— Aim of the task —
Using the records below, filter for lines that contain the string "Limit" and copy them out.

Dataset rows describing interfaces
-- Opening Marker --

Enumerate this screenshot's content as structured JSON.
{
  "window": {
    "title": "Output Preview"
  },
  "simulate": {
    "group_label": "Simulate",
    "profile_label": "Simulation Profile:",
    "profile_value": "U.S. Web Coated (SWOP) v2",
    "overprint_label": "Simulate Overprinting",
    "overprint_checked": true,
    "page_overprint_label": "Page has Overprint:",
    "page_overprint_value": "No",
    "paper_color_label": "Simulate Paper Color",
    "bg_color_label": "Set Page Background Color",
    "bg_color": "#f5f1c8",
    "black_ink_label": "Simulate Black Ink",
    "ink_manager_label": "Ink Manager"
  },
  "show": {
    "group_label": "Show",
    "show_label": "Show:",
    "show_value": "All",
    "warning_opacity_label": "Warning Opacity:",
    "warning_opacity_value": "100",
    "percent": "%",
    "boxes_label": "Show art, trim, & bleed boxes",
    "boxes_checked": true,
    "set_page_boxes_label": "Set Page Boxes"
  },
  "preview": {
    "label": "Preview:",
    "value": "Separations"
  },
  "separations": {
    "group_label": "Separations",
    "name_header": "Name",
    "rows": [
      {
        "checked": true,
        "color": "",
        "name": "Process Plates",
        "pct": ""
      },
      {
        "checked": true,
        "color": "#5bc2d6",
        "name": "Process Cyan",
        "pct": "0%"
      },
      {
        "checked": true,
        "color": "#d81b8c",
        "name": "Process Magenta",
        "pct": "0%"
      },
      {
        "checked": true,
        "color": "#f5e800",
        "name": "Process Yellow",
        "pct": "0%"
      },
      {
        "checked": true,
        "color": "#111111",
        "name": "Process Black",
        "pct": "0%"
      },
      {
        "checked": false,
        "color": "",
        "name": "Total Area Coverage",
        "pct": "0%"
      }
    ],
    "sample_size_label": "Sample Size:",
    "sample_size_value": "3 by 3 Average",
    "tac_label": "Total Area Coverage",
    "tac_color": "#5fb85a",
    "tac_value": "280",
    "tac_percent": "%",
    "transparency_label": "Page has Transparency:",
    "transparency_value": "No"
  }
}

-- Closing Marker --
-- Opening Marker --

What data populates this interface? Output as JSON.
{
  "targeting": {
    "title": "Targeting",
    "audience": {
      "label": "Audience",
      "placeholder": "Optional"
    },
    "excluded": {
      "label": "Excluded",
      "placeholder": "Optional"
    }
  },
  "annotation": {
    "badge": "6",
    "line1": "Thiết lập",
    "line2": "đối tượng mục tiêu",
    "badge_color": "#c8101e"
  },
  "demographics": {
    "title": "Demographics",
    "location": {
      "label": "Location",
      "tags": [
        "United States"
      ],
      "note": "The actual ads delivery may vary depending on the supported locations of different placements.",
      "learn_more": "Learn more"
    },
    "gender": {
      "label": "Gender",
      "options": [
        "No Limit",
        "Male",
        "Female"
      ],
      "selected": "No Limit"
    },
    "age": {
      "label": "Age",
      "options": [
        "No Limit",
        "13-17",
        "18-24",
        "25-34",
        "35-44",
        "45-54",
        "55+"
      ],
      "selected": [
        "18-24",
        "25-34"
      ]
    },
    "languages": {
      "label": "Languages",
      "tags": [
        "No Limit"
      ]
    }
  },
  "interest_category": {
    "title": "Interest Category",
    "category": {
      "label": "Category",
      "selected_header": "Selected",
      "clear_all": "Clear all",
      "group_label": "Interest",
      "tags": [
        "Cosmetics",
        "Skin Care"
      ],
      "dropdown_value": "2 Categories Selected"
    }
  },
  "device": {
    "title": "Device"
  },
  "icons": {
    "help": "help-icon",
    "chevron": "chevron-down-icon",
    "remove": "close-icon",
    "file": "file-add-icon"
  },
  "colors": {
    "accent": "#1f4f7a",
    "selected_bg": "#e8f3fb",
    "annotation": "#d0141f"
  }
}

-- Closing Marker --
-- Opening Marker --

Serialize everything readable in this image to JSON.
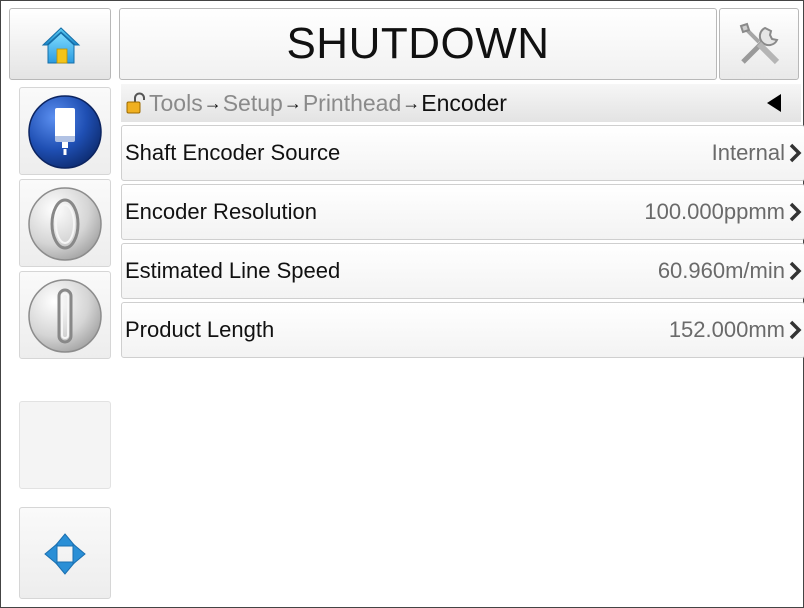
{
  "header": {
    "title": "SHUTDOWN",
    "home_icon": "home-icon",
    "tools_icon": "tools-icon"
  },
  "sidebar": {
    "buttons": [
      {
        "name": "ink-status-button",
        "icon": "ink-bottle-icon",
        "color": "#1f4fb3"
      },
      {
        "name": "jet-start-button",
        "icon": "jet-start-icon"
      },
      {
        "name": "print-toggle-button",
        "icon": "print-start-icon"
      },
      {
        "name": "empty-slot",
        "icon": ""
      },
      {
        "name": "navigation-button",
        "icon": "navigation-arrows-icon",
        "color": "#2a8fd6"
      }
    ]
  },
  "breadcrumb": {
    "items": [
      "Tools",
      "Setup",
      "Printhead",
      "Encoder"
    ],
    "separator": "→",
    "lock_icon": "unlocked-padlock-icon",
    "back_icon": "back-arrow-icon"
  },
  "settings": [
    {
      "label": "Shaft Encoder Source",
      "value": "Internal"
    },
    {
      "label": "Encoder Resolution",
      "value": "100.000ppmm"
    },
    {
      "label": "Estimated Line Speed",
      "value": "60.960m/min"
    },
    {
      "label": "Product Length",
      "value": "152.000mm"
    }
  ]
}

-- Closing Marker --

— Written solution —
        "No Limit",
      "selected": "No Limit"
        "No Limit",
        "No Limit"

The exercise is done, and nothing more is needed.